I have been attending Saint Mary’s Catholic School in Waterford for nine years, and it has been a wonderful and surprising ride. One of the most wonderful things about it was that I was taught from a young age about what it means to be Catholic; and it wasn’t just by sitting in a classroom but by making friends and having amazing teachers.

Being a Catholic is more of a gift than just a title or a name. It has given me opportunities I will never forget. I have made wonderful friends, even if they aren’t of the same faith, learned about what it means to be kind and generous, and helped others in the simplest ways. It has given me comfort that God is always watching and protecting us. Praying to Him has helped me through countless situations, no matter how big or small. 

Being a Catholic has taught me about what I can do for others through my home and school faith life. For example, at school we have wonderful programs that help people in our community. One of these programs that I am in is called “Art with Heart,” and this is an elective where middle-schoolers create art to share with their school and community. We recently made 60 cards for the elderly this Christmas. These cards lift their spirits and let them know that they are loved, even if they will be alone on Christmas. It’s important to learn, that as young Catholics, we need to take these opportunities to help people less fortunate than us; whether they are poor, lonely or are struggling emotionally. 

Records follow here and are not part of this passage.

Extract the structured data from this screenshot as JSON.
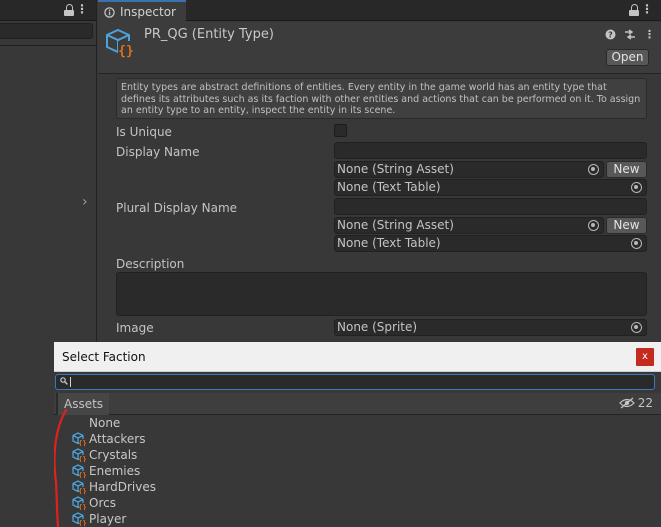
{
  "inspector": {
    "tab_label": "Inspector",
    "object_title": "PR_QG (Entity Type)",
    "open_label": "Open",
    "help_text": "Entity types are abstract definitions of entities. Every entity in the game world has an entity type that defines its attributes such as its faction with other entities and actions that can be performed on it. To assign an entity type to an entity, inspect the entity in its scene.",
    "fields": {
      "is_unique_label": "Is Unique",
      "display_name_label": "Display Name",
      "display_name_string": "None (String Asset)",
      "display_name_table": "None (Text Table)",
      "plural_label": "Plural Display Name",
      "plural_string": "None (String Asset)",
      "plural_table": "None (Text Table)",
      "description_label": "Description",
      "image_label": "Image",
      "image_value": "None (Sprite)",
      "new_label": "New"
    }
  },
  "dialog": {
    "title": "Select Faction",
    "close_label": "x",
    "assets_tab": "Assets",
    "hidden_count": "22",
    "items": [
      "None",
      "Attackers",
      "Crystals",
      "Enemies",
      "HardDrives",
      "Orcs",
      "Player"
    ]
  },
  "colors": {
    "accent": "#3a79bb",
    "icon_blue": "#4aa3df",
    "icon_orange": "#e0701c",
    "close_red": "#c42b1c",
    "annotation_red": "#e0221e"
  }
}
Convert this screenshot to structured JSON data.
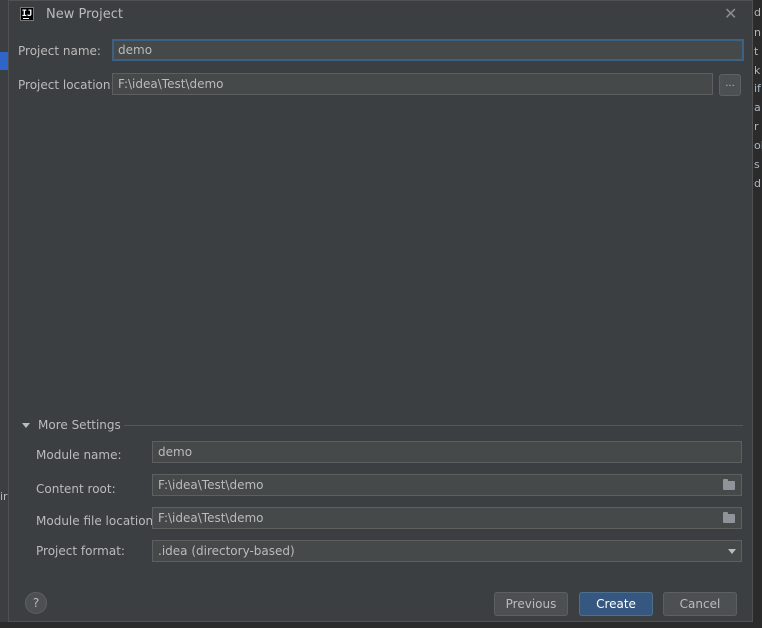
{
  "background": {
    "right_fragments": [
      "d",
      "n",
      "t",
      "k",
      "if",
      "a",
      "r",
      "ol",
      "s",
      "d"
    ],
    "left_fragment": "ir"
  },
  "dialog": {
    "title": "New Project",
    "close_symbol": "✕",
    "project_name": {
      "label": "Project name:",
      "value": "demo"
    },
    "project_location": {
      "label": "Project location:",
      "value": "F:\\idea\\Test\\demo",
      "browse_label": "..."
    },
    "more_settings": {
      "label": "More Settings",
      "expanded": true,
      "module_name": {
        "label": "Module name:",
        "value": "demo"
      },
      "content_root": {
        "label": "Content root:",
        "value": "F:\\idea\\Test\\demo"
      },
      "module_file_location": {
        "label": "Module file location:",
        "value": "F:\\idea\\Test\\demo"
      },
      "project_format": {
        "label": "Project format:",
        "value": ".idea (directory-based)"
      }
    },
    "buttons": {
      "help": "?",
      "previous": "Previous",
      "create": "Create",
      "cancel": "Cancel"
    }
  },
  "colors": {
    "dialog_bg": "#3c3f41",
    "field_bg": "#45494a",
    "focus_border": "#3d6185",
    "default_button": "#365880"
  }
}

I have also learned that we need to support our friends. We won’t always be the brightest star shining, but that’s okay. If one person was always in the spotlight, then life would be pretty boring and lonely; one person would always be in front, only receiving support and never giving it. We need to support our friends and family when they want to try something new, and give them room to shine in their own beautiful way. 

I also have learned not only to respect others, but to respect myself as well. Many kids, teens and young adults today may not respect themselves because they feel as though they may not be good enough. But with my Catholic community, I am reminded over and over of how my body and unique characteristics are a gift from God, and I need to treat them with respect just like I would anyone else. As I like to say, “the dove does not judge the crow.” Every person is beautiful, everything is beautiful and the earth is beautiful. We all deserve respect. 

Lastly, being a young Catholic has given me wonderful values. I treasure family, going to Mass, having a wonderful home and getting a great education. If I hadn’t learned about how amazing these things are, then I wouldn’t be as grateful for the simpler things in life. I have always been taught that we don’t have all the time in the world, so we have to live in the moment and appreciate all of our blessings. 

I feel so honored to have been able to share the amazing parts of being a young Catholic with so many people. Just as all the Catholics before me, I want to help teach younger kids what it really means to be part of God’s Kingdom. All Catholics are one big family, and we need to work together to shape the world into a wonderful place that is safe for all kinds of people, Catholic or not.

Annabelle Goyette, 12, is a seventh-grader at St. Mary’s School in Waterford.